U.S. manufacturing output rose solidly in January and a gauge of factory activity in New York state hit a 1-1/2-year high in February, showing a solid underpinning for the economic recovery.
The firmer tone was also in evidence in another report on Wednesday that showed optimism among home builders approached a five-year high this month, a good omen for the struggling housing market.
The reports added to a run of fairly upbeat data, even though overall industrial production was flat last month as unusually mild winter weather weighed on utility output.
What we are seeing here is confirmation of the positive momentum we have seen in the economy over the past few months, said Millan Mulraine, senior macro strategist at TD Securities in New York.
Factory production increased 0.7 percent, the Federal Reserve said, after an upwardly revised 1.5 percent rise in December. The December increase was previously reported as a 0.9 percent gain.
Manufacturing was buoyed by a 6.8 percent jump in motor vehicle output. But production at utilities plunged 2.5 percent, the second straight month of big declines.
A 1.8 percent drop in mining production, the first decline in almost a year, also helped damp industrial output last month. However, overall production was stronger than first thought in December, rising 1 percent as opposed to the previously reported 0.4 percent gain.
The mining sector has been enjoying a renaissance over the past couple of years and, barring a collapse in oil prices, we expect that will continue for some time, said Paul Ashworth, chief U.S. economist at Capital Economics in Toronto.
So everything looks rosy for manufacturers now, but we're still concerned that Greece's exit from the euro zone sometime this year will stop the global turnaround in its tracks.
Concerns about Greece dominated sentiment on U.S. financial markets, where the broader Standard & Poor's 500 index <.SPX> touched a fresh seven-month high before giving up some gains.
U.S. Treasury debt prices were marginally higher, while the dollar was little changed against a basket of currencies <.DXY>.
OFF TO A FIRMER START
Data, including employment, manufacturing and retail sales, so far suggest the economy got off to a firmer start in 2012, prompting analysts to scale back their expectations of a sharp pull-back in first-quarter growth.
The economy grew at a 2.8 percent annual pace in the last three months of 2011, with a build-up of inventories accounting for two-thirds of the rise.
Economists believe businesses have enough stock on hand to meet demand. That, together with a mild recession in the euro zone as a result of the debt crisis, could take some edge off the U.S. economy.
But there are no signs manufacturing is wilting. A report from the New York Federal Reserve showed a gauge of factory activity in New York state rose to its highest level in more than 1-1/2 years in February.

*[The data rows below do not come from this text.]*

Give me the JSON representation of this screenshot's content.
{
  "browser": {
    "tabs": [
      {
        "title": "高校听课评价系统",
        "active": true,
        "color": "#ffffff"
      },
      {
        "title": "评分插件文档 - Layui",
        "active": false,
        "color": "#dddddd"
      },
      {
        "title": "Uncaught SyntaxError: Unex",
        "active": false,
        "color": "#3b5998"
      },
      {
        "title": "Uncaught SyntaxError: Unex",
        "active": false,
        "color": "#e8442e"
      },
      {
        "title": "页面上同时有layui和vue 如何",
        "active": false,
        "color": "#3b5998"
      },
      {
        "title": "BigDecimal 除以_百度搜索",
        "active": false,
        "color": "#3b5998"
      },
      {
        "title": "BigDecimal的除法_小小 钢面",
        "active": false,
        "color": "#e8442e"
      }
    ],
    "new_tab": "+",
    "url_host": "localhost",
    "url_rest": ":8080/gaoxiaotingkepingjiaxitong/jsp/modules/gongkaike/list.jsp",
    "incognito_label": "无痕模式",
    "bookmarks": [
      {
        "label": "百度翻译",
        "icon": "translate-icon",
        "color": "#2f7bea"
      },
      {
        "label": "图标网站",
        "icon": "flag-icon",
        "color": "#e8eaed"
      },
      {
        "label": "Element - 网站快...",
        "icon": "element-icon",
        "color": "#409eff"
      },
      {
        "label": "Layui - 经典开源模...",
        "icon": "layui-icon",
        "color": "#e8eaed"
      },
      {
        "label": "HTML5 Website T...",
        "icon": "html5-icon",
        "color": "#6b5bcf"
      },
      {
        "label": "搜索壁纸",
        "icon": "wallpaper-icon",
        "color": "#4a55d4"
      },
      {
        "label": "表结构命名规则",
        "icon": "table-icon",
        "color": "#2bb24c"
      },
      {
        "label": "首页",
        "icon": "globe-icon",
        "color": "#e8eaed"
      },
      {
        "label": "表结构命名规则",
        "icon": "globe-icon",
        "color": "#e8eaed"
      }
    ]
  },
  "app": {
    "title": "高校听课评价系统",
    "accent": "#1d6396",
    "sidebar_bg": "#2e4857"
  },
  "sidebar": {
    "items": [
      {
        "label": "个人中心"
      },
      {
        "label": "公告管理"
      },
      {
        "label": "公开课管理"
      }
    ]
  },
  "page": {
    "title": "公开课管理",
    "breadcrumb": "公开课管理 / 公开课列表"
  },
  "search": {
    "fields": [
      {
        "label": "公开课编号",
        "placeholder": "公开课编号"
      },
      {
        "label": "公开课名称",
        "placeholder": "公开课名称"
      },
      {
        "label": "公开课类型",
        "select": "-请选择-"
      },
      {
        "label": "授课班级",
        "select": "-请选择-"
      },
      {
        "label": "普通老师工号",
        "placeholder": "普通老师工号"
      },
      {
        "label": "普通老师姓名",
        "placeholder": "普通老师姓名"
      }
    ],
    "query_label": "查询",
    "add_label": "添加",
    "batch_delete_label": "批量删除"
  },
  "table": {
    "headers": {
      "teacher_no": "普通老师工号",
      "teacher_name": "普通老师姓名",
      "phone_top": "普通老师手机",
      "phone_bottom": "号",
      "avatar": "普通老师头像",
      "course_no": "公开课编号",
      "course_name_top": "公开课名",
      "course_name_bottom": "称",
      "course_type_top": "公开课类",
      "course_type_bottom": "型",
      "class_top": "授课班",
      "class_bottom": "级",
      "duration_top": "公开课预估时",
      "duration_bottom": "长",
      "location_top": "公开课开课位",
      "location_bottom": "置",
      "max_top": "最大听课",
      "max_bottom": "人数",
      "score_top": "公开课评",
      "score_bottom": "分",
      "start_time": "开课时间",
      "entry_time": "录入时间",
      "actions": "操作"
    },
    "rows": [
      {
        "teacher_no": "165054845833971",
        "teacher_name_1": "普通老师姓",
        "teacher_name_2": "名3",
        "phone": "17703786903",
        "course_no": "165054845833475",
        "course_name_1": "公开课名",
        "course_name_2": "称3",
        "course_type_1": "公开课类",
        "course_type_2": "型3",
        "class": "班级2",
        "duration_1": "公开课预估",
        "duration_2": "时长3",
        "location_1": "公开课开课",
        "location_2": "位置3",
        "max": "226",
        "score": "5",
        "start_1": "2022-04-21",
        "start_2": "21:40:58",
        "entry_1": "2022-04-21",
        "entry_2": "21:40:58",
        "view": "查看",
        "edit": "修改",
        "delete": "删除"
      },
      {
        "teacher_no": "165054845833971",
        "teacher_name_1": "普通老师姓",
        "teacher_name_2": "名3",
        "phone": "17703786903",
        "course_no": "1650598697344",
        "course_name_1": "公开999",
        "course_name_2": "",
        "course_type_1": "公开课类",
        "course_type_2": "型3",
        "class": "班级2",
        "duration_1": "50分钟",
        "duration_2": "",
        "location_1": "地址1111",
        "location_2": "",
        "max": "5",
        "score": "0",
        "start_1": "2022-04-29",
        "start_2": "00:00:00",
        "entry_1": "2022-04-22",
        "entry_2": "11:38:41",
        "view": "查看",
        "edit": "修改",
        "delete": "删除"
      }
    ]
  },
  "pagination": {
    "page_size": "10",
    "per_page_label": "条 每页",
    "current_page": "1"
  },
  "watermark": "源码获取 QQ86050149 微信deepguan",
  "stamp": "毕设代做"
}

However, slowing new orders and further declines in unfilled orders suggested activity in that region could be close to peaking. There was a rise in shipments and companies increased hours for existing workers.
Graphic on Feb U.S. NAHB homebuilder sentiment: http://link.reuters.com/raj66s

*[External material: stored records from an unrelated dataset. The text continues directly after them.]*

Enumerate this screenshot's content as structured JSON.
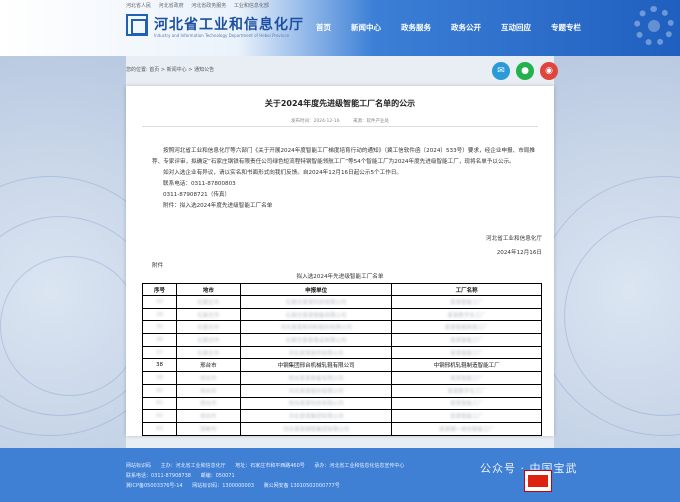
{
  "header": {
    "toplinks": [
      "河北省人民",
      "河北省政府",
      "河北省政务服务",
      "工业和信息化部"
    ],
    "site_title": "河北省工业和信息化厅",
    "site_subtitle": "Industry and Information Technology Department of Hebei Province",
    "nav": [
      "首页",
      "新闻中心",
      "政务服务",
      "政务公开",
      "互动回应",
      "专题专栏"
    ]
  },
  "breadcrumb": {
    "label": "您的位置:",
    "items": [
      "首页",
      "新闻中心",
      "通知公告"
    ]
  },
  "share": {
    "weibo_color": "#e0443d",
    "wechat_color": "#22b14c",
    "weibo2_color": "#e0443d"
  },
  "article": {
    "title": "关于2024年度先进级智能工厂名单的公示",
    "meta_time": "发布时间：2024-12-16",
    "meta_source": "来源：软件产业处",
    "paragraphs": [
      "按照河北省工业和信息化厅等六部门《关于开展2024年度智能工厂梯度培育行动的通知》（冀工信软件函〔2024〕533号）要求，经企业申报、市局推荐、专家评审，拟确定“石家庄钢铁有限责任公司绿色短流程特钢智能领航工厂”等54个智能工厂为2024年度先进级智能工厂，现将名单予以公示。",
      "如对入选企业有异议，请以实名和书面形式向我们反馈。自2024年12月16日起公示5个工作日。"
    ],
    "contacts": [
      "联系电话：0311-87800803",
      "0311-87908721（传真）"
    ],
    "attachment_line": "附件：拟入选2024年度先进级智能工厂名单",
    "signature_org": "河北省工业和信息化厅",
    "signature_date": "2024年12月16日",
    "attachment_label": "附件",
    "table_title": "拟入选2024年先进级智能工厂名单",
    "table_headers": [
      "序号",
      "地市",
      "申报单位",
      "工厂名称"
    ],
    "rows_top": [
      [
        "33",
        "石家庄市",
        "石家庄某某科技有限公司",
        "某某智能工厂"
      ],
      [
        "34",
        "石家庄市",
        "石家庄某某装备有限公司",
        "某某数字化工厂"
      ],
      [
        "35",
        "石家庄市",
        "河北某某新材料股份有限公司",
        "某某智能制造工厂"
      ],
      [
        "36",
        "石家庄市",
        "石家庄某某食品有限公司",
        "某某智能工厂"
      ],
      [
        "37",
        "石家庄市",
        "河北某某医药有限公司",
        "某某智能工厂"
      ]
    ],
    "row_selected": [
      "38",
      "邢台市",
      "中钢集团邢台机械轧辊有限公司",
      "中钢邢机轧辊制造智能工厂"
    ],
    "rows_bottom": [
      [
        "39",
        "邢台市",
        "邢台某某装备有限公司",
        "某某智能工厂"
      ],
      [
        "40",
        "邢台市",
        "河北某某股份有限公司",
        "某某数字化工厂"
      ],
      [
        "41",
        "邢台市",
        "邢台某某科技有限公司",
        "某某智能工厂"
      ],
      [
        "42",
        "邢台市",
        "河北某某集团有限公司",
        "某某智能工厂"
      ],
      [
        "43",
        "邯郸市",
        "河北某某钢铁集团有限公司",
        "某某钢一体化智能工厂"
      ]
    ]
  },
  "footer": {
    "row1": [
      "网站标识码",
      "主办：河北省工业和信息化厅",
      "地址：石家庄市和平西路460号",
      "承办：河北省工业和信息化信息宣传中心"
    ],
    "row2": [
      "联系电话：0311-87908738",
      "邮编：050071"
    ],
    "row3": [
      "冀ICP备05003376号-14",
      "网站标识码：1300000003",
      "冀公网安备 13010502000777号"
    ],
    "watermark": "公众号 · 中国宝武"
  }
}
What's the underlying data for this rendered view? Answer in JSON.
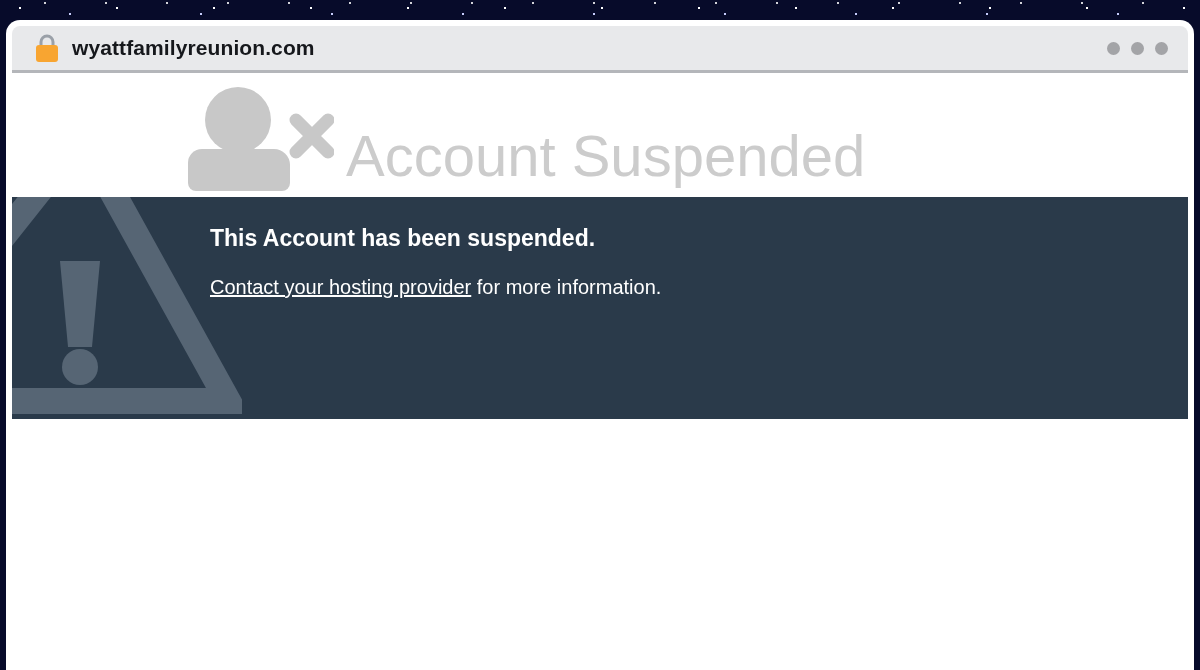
{
  "browser": {
    "url": "wyattfamilyreunion.com"
  },
  "page": {
    "heading": "Account Suspended",
    "notice": {
      "title": "This Account has been suspended.",
      "link": "Contact your hosting provider",
      "text": "for more information."
    }
  }
}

Graphic on Jan U.S. industrial output, capacity utilization: http://link.reuters.com/ryh66s
Graphic on New York Fed's Empire State manufacturing data: http://link.reuters.com/puh66s
Graphic on Dec U.S. TICS data: http://link.reuters.com/zuh66s
Graphic on U.S. MBA weekly mortgage data: http://link.reuters.com/wah44s
Manufacturing remains the main pillar of the economy, although it only accounts for about 12 percent of gross domestic product and 11 percent of nonfarm payrolls.
Capacity use in manufacturing rose in January to 77.0 percent, the highest since April 2008.
The manufacturing sector is in a growth spurt, but it is not a spurt likely to turn sour as it is well diffused in the manufacturing sector and not producing bloated inventories - it is the 'real McCoy', said Michael Montgomery, a U.S. economist at IHS Global Insight in Lexington, Massachusetts.
There are also signs of green shoots in the housing market, which has been a drag on the economy, with confidence among home builders the highest this month since May 2007.
Sentiment has increased for five straight months. Builders have been breaking ground on new residential projects, driven by rising demand for rental apartments as Americans shift away from homeownership.
Home building is expected to add to growth this year for the first time since 2005.
The true test of the strength of housing construction this year will be the health of the spring selling season, said Michelle Meyer, an economist at Bank of America Merrill Lynch.
This has been an unusually warm winter, which could be biasing the data.
(Reporting By Lucia Mutikani; Editing by James Dalgleish)